Travel Tours: Landmarks & Landscapes Of India (4K)

Indiacountry that occupies the greater part of South Asia. Its capital is New Delhi, built in the 20th century just south of the historic hub of Old Delhi to serve as India’s administrative centre. Its government is a constitutional republic that represents a highly diverse population consisting of thousands of ethnic groups and likely hundreds of languages. With roughly one-sixth of the world’s total population, India is the second most populous country, after China.

Conservation: Saving The Hargila Stork In India

A wildlife photographer travels to India intent on documenting the rarest stork on earth but soon discovers a conservation hero and her inspiring efforts to rally a community to save it.

The Greater Adjutant is a large scavenging stork that was once widely distributed across India and Southeast Asia but is now confined to a last stronghold in Assam, India, with small populations persisting in Cambodia’s northern plains region.
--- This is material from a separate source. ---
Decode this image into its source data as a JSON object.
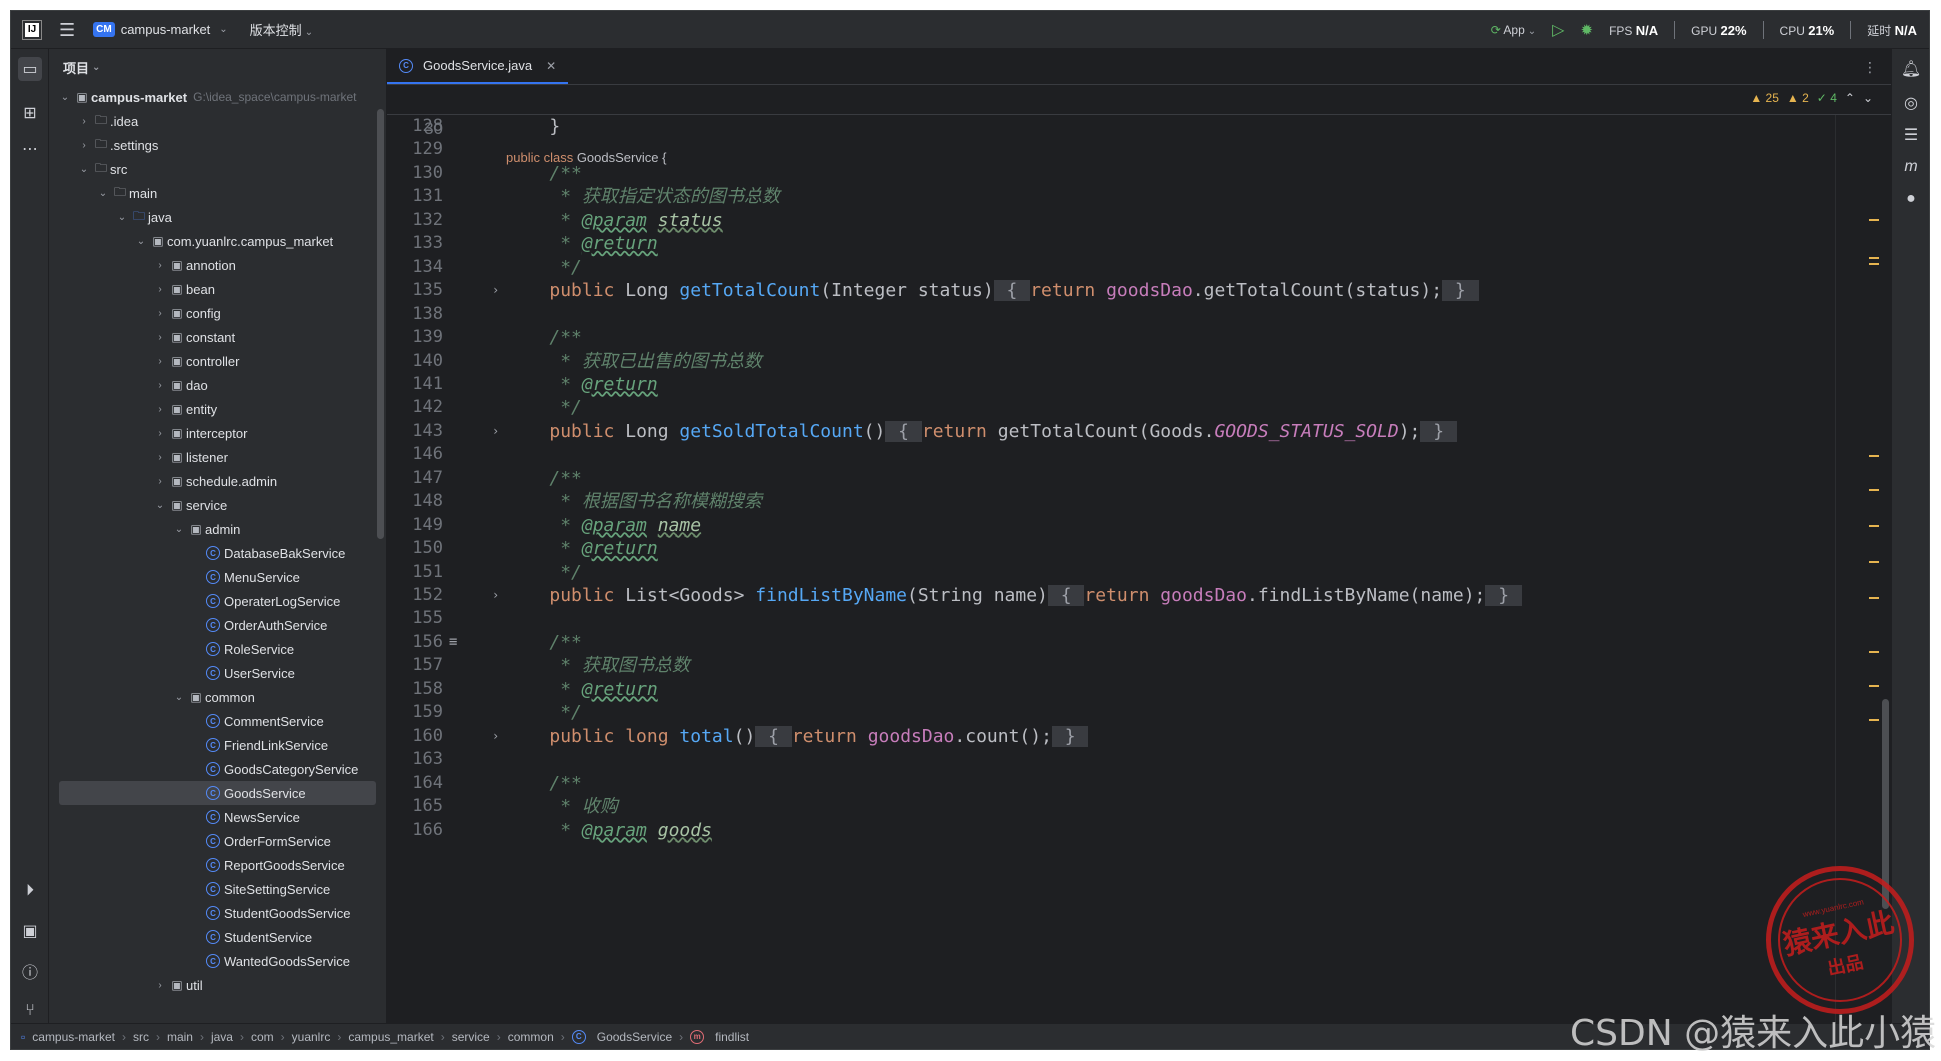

The species is classified as Endangered by the IUCN with a rapidly declining population of around 1,200 individuals. The key threats to the species are direct human persecution, particularly at nesting colonies, habitat destruction, including felling of nest-trees, and drainage, conversion, pollution and degradation of wetlands. Historically, adjutants bred during the dry season, taking advantage of abundant prey steadily trapped by receding water levels, and scavenging the remains of now extirpated megafauna. Today, the last adjutants survive alongside humans, congregating at garbage dumps and nesting colonially in rural villages. The majority world’s remain population lives around the city of Guwahati and relies on a single garbage dump for food and nearby villages for nesting. As the adjutant’s nesting colonies occur outside of state protected areas in Assam, community conservation initiatives are the only hope for saving the bird from extinction. Through the efforts of a remarkable conservation leader, Dr. Purnima Devi Barman, and the movement she has inspired, the birds are now protected, celebrated, and increasing their numbers locally. Despite this success and the momentum to conserve the species, the Greater Adjutant’s existence remains precarious.

India View: 15,000 Ceramics Made Per Day In Gujarat

In 2001, the founder of Mitticool ceramics learned many of his customers in India don’t have regular access to electricity. So he invented a fridge made out of clay. It keeps food 8 degrees cooler than the outside air, but it doesn’t need any electricity to run. And while other ceramics companies in the region shut down, Mitticool is thriving thanks to the success of the powerless, eco-friendly fridge.